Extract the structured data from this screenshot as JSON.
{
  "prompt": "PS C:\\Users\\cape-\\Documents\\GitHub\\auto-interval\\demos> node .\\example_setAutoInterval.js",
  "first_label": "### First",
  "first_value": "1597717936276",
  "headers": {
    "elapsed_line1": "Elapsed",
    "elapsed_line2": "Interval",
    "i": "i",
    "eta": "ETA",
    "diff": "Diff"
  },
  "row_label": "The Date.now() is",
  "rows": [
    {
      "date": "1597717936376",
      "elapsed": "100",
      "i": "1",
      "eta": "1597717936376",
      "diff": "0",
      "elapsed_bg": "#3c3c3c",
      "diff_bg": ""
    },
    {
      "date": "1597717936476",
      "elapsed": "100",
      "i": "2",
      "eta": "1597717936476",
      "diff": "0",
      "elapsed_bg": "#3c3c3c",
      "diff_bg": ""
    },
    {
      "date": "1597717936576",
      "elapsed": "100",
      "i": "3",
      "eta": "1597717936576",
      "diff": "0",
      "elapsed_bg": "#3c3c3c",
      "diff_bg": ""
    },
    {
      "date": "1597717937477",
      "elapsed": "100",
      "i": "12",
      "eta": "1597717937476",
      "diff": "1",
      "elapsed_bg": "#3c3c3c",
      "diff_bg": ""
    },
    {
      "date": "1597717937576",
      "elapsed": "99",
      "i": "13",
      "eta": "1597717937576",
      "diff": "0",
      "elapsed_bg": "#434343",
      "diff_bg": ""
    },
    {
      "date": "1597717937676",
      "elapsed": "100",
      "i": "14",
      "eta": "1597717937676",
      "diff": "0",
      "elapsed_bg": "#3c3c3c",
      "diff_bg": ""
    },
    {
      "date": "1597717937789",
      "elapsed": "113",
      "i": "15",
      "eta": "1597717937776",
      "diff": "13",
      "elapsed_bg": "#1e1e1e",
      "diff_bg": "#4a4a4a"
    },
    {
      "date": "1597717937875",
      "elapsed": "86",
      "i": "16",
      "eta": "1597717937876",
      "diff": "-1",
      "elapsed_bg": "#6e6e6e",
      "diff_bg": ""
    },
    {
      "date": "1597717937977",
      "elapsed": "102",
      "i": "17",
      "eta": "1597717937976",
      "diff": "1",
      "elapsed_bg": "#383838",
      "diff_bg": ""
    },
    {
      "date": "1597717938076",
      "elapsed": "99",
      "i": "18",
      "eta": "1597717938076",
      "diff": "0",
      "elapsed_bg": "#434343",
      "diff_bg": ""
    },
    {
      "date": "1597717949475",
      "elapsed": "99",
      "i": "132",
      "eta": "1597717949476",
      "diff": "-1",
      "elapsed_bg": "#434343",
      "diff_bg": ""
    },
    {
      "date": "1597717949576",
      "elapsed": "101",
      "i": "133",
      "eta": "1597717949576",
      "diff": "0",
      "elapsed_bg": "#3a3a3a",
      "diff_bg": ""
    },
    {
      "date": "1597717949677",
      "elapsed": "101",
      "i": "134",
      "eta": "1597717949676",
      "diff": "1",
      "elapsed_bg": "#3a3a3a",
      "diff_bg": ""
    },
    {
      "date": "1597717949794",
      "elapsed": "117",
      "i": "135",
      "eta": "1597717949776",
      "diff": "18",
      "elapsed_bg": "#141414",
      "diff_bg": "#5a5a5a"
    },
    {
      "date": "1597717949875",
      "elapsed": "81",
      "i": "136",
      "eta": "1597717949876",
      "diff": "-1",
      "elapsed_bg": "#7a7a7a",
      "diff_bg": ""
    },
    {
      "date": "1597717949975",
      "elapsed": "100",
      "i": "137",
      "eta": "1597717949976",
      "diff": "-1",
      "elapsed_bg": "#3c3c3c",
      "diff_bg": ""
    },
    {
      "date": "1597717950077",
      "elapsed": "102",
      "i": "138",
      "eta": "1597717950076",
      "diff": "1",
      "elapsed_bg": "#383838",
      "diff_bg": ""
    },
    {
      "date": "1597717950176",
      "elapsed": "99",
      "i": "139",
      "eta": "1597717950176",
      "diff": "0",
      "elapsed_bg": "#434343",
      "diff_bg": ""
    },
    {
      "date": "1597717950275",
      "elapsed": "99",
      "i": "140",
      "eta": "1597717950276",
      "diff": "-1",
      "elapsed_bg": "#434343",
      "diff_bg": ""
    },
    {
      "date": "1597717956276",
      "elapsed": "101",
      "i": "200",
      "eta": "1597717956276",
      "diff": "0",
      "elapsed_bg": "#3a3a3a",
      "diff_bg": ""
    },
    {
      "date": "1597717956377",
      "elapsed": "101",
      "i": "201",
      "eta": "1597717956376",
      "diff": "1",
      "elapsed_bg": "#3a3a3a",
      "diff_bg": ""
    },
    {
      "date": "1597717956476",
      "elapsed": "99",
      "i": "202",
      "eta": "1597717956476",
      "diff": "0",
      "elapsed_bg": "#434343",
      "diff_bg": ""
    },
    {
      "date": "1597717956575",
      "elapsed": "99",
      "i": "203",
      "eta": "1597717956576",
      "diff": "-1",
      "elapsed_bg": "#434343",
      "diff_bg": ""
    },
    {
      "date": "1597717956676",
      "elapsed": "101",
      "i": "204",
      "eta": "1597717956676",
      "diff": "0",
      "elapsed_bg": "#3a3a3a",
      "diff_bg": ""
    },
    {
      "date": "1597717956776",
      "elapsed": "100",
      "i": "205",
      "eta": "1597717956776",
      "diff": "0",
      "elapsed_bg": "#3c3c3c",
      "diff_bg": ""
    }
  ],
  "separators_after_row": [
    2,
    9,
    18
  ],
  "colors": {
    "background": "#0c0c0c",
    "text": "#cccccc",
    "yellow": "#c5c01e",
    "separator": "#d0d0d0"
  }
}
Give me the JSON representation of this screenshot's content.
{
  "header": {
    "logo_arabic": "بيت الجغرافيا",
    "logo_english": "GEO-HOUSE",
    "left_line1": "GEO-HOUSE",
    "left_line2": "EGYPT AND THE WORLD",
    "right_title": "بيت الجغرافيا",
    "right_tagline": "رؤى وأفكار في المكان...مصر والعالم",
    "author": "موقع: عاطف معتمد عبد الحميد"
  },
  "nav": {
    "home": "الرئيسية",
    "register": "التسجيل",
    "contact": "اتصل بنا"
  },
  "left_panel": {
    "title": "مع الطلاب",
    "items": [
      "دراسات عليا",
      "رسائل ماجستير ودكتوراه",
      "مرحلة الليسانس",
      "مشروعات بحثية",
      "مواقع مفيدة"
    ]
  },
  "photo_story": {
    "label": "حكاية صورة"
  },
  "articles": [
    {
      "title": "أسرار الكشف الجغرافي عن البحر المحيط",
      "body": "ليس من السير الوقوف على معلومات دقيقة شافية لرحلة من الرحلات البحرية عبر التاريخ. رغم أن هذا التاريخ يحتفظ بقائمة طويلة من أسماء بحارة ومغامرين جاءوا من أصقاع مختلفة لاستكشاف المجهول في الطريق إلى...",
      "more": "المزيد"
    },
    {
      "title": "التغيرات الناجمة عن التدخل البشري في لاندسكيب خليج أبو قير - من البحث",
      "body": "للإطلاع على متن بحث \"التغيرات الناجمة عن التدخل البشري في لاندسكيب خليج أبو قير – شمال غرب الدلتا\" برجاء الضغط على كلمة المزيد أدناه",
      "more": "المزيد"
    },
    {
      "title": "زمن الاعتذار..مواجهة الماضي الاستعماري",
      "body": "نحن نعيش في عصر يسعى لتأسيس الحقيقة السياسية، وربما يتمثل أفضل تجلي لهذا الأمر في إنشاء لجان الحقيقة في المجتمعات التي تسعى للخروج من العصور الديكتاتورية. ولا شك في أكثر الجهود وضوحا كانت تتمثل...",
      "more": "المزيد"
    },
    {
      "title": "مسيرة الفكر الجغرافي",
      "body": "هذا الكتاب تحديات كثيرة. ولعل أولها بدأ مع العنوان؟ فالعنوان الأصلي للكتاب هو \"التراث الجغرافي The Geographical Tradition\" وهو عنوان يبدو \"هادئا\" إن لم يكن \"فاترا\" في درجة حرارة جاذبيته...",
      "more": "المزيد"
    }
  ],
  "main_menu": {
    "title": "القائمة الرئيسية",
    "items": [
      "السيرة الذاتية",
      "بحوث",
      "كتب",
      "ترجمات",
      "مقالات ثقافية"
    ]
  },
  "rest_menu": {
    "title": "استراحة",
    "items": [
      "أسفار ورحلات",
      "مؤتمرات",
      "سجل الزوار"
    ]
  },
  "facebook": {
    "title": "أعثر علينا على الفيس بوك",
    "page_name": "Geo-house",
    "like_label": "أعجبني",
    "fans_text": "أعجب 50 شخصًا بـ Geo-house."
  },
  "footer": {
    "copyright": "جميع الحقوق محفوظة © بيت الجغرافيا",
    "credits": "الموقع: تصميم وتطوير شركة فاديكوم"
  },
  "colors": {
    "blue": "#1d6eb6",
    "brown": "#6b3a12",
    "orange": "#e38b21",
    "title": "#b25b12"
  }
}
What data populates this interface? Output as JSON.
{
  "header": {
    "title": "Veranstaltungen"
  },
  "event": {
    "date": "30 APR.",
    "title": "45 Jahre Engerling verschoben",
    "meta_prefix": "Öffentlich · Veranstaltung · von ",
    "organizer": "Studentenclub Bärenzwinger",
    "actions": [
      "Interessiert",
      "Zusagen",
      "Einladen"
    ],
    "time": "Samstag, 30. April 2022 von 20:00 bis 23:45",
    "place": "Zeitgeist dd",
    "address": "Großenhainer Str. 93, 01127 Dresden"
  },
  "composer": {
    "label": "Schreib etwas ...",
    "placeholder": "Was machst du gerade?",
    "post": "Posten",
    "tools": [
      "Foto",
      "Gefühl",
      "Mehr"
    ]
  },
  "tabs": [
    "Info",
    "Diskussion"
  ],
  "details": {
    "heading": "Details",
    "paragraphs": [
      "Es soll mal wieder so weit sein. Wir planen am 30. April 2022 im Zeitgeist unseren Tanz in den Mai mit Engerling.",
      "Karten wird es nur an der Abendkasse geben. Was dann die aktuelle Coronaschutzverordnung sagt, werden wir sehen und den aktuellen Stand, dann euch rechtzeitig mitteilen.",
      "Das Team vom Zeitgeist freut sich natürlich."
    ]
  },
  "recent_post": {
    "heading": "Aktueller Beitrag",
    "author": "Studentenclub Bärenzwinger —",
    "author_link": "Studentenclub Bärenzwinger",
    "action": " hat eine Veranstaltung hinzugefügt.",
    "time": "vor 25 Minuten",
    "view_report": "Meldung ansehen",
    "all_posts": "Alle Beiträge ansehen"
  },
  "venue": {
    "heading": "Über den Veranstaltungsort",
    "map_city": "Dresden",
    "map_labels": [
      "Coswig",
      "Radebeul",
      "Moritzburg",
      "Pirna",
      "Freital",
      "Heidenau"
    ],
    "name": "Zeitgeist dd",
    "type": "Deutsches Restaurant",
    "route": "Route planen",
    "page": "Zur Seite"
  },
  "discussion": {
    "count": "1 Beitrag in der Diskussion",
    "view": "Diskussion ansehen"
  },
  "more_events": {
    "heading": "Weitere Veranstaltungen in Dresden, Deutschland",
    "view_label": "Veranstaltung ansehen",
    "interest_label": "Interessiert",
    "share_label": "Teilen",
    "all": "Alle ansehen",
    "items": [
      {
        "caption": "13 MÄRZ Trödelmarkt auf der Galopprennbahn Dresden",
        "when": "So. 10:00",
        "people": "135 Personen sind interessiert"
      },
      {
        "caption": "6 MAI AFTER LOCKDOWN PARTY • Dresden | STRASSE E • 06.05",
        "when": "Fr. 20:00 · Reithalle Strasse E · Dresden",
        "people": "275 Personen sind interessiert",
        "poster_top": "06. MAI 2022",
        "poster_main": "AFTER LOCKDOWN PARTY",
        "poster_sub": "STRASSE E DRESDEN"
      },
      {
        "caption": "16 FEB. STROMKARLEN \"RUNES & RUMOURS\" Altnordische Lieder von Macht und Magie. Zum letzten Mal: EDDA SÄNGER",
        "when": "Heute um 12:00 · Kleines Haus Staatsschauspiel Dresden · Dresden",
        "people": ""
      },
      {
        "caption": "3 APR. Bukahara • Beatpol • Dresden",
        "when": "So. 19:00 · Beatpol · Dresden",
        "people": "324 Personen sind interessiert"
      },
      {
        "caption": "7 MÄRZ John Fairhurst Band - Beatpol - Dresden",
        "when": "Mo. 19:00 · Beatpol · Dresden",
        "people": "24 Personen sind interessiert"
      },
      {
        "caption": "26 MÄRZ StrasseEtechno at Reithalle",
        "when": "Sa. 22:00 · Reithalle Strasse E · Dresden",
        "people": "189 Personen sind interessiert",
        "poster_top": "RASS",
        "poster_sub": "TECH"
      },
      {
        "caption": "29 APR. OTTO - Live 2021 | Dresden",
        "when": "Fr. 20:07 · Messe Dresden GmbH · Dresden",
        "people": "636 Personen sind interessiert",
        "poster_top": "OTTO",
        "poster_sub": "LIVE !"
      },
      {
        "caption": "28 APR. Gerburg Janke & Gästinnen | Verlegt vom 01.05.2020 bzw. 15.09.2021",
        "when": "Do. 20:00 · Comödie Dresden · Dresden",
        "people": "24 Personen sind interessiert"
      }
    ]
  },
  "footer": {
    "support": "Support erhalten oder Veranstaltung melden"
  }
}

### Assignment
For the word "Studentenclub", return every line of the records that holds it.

### Task result
    "organizer": "Studentenclub Bärenzwinger",
    "author": "Studentenclub Bärenzwinger —",
    "author_link": "Studentenclub Bärenzwinger",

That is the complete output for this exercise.